We are living on the threshold of change. Technological innovation is changing the world around us at an astonishing speed. More people have the chance to enjoy freedom, human rights, education and prosperity in today’s world than ever before. It is worth fighting and working to ensure that even more people have the chance to do so in tomorrow’s world. The Franco-German partnership is committed to this goal, as is European foreign policy. Europe needs to get its own house in order. Then it will be attractive enough to make its voice heard even in the polyphonic choir of tomorrow’s world.
As a political union Europe can itself be a power in shaping globalization. This is what’s at stake.
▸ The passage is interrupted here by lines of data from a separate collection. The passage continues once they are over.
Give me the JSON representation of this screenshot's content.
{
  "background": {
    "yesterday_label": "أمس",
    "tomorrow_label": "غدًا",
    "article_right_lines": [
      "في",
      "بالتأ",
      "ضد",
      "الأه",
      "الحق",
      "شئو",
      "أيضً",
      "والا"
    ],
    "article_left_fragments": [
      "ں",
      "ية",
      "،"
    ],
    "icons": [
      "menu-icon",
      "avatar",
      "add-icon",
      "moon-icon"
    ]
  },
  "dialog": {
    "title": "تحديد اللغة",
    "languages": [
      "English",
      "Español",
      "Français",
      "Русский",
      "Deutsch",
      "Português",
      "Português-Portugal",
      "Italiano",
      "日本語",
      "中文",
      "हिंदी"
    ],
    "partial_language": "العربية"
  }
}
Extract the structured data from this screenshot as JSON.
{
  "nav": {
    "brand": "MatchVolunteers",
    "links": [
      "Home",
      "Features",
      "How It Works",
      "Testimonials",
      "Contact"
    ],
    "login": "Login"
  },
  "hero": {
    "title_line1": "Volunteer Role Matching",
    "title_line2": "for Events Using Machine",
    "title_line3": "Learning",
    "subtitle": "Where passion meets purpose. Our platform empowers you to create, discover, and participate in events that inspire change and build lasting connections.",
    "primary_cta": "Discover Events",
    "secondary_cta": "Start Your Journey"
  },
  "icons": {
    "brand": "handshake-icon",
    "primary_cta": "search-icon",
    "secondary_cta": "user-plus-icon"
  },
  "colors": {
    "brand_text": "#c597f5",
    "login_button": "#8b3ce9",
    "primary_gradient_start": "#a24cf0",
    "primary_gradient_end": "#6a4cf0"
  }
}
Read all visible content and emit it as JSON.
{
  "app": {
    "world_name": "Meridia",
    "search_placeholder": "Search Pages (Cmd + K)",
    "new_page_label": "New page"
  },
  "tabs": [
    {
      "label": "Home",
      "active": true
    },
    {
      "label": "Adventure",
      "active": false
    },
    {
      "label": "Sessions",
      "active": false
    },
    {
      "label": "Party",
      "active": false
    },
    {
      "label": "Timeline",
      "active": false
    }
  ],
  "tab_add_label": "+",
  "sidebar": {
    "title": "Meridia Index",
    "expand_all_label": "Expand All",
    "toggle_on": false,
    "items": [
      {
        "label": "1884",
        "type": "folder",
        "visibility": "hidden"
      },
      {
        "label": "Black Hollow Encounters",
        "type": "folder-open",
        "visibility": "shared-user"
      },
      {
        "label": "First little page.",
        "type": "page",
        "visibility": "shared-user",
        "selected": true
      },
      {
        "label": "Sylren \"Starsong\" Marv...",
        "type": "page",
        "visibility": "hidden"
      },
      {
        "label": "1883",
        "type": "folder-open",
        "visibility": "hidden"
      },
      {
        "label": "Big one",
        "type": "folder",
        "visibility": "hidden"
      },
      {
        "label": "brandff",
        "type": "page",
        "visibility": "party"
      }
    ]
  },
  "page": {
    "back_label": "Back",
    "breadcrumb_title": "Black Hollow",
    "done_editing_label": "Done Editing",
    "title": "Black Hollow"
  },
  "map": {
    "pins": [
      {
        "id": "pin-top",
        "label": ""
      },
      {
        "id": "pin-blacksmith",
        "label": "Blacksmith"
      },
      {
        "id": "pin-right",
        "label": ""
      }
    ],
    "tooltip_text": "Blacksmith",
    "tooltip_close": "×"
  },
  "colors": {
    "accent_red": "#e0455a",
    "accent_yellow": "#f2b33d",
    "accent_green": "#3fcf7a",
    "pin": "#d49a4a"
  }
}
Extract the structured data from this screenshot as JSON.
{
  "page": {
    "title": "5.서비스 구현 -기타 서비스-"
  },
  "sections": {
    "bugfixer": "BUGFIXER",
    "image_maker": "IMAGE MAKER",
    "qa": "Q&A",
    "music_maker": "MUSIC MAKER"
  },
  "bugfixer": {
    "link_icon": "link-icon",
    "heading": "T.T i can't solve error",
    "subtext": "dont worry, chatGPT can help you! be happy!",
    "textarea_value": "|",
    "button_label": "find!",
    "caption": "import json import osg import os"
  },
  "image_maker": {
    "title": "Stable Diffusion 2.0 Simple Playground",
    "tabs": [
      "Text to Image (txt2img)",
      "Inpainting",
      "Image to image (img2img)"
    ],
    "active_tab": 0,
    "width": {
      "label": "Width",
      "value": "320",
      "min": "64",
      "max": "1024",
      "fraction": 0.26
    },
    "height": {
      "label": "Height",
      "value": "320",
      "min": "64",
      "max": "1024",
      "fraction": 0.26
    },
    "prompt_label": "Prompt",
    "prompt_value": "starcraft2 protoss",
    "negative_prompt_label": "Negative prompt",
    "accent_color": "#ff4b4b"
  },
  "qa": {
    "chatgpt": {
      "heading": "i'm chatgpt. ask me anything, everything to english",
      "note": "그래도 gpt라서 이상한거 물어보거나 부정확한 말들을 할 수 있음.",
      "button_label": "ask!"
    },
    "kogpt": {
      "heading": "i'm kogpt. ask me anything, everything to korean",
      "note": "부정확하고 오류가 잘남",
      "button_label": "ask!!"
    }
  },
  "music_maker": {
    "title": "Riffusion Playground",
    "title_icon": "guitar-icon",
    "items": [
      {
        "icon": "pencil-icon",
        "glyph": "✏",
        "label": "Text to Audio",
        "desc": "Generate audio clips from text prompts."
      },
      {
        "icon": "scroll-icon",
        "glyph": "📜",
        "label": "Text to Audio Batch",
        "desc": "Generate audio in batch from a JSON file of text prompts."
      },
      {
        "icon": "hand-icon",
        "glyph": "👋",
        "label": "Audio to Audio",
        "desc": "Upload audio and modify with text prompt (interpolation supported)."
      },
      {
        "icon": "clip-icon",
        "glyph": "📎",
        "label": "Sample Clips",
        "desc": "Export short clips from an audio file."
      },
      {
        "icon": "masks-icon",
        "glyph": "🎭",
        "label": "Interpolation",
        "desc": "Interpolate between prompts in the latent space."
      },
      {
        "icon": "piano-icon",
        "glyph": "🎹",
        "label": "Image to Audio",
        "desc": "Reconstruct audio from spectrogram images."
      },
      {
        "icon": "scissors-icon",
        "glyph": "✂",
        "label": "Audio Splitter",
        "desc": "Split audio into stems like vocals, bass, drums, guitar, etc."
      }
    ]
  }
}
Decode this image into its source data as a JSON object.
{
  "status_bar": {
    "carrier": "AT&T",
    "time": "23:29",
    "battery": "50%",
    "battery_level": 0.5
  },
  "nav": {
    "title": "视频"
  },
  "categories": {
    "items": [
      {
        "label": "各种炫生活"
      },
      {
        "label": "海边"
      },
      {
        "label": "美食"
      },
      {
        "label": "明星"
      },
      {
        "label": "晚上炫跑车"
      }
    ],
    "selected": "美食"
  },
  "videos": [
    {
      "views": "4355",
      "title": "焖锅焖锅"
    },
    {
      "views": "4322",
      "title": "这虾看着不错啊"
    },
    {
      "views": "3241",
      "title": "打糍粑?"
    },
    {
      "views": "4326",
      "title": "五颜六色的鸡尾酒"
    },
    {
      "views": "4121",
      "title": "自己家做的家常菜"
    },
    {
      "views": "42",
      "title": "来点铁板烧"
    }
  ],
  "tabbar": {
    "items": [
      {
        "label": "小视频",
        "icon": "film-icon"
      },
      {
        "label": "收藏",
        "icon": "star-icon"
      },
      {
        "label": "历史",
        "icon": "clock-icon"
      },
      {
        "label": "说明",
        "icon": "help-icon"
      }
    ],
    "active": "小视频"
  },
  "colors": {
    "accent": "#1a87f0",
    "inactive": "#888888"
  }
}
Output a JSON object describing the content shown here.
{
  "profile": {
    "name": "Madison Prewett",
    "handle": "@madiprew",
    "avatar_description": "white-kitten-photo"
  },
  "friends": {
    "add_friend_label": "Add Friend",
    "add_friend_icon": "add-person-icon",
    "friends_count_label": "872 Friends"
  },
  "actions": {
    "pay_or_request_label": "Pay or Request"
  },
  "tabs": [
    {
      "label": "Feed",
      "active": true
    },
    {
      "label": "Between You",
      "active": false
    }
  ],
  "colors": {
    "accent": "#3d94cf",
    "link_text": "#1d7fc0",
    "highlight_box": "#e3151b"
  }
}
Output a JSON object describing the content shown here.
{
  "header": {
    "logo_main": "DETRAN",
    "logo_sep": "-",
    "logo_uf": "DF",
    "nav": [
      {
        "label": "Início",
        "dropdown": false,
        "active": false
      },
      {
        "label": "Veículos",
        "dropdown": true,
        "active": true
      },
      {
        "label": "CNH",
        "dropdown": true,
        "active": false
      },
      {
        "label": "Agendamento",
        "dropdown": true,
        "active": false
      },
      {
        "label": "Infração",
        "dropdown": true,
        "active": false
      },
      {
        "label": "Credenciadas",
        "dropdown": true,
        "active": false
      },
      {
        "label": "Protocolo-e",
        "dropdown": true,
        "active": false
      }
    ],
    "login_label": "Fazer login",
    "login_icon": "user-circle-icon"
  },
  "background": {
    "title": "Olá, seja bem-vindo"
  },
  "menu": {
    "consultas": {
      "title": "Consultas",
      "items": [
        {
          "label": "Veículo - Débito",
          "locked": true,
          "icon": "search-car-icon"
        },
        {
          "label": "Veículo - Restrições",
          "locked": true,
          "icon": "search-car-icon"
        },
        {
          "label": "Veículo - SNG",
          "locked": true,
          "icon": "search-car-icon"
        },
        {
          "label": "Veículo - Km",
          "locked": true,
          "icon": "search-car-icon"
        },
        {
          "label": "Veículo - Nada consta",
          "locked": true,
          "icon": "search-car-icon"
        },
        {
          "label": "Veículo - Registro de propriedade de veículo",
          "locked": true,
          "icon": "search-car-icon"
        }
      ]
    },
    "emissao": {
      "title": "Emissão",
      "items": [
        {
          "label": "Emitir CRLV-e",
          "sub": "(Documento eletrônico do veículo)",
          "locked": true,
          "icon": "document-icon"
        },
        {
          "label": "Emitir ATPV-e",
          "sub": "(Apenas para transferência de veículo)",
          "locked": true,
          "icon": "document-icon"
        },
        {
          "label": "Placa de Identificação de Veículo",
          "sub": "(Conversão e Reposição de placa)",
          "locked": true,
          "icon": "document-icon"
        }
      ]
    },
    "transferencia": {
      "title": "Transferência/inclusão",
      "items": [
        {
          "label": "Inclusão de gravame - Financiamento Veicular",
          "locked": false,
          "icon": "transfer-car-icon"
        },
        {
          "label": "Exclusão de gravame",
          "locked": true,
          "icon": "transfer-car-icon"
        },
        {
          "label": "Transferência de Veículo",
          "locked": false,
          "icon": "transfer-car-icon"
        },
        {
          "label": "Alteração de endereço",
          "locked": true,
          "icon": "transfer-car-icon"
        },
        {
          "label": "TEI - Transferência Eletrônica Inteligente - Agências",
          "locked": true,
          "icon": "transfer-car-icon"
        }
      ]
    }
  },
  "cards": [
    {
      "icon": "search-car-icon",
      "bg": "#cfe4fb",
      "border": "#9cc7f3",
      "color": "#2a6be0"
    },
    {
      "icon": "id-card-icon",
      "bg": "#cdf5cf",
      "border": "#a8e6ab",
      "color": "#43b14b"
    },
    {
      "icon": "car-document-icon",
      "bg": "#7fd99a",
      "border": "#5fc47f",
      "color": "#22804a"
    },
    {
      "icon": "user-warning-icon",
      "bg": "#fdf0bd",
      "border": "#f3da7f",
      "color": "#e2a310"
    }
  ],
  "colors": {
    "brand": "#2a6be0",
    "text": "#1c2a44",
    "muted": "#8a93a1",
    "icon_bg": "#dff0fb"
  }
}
Europe is the true response to a changing world; and in these times, when Europe faces doubt at home and abroad, it should have enough friends and supporters who stand up against the current spirit of re-nationalization. I know that the French Foreign Minister is on my side in this. I know that Germany and France, France and Germany, regard themselves as a driving force in the European Union. That’s why there could be no better occasion than this Ambassadors Conference to have you, Alain, Minister Juppé, as our guest speaker.
Thank you for your attention, and now please welcome Alain Juppé.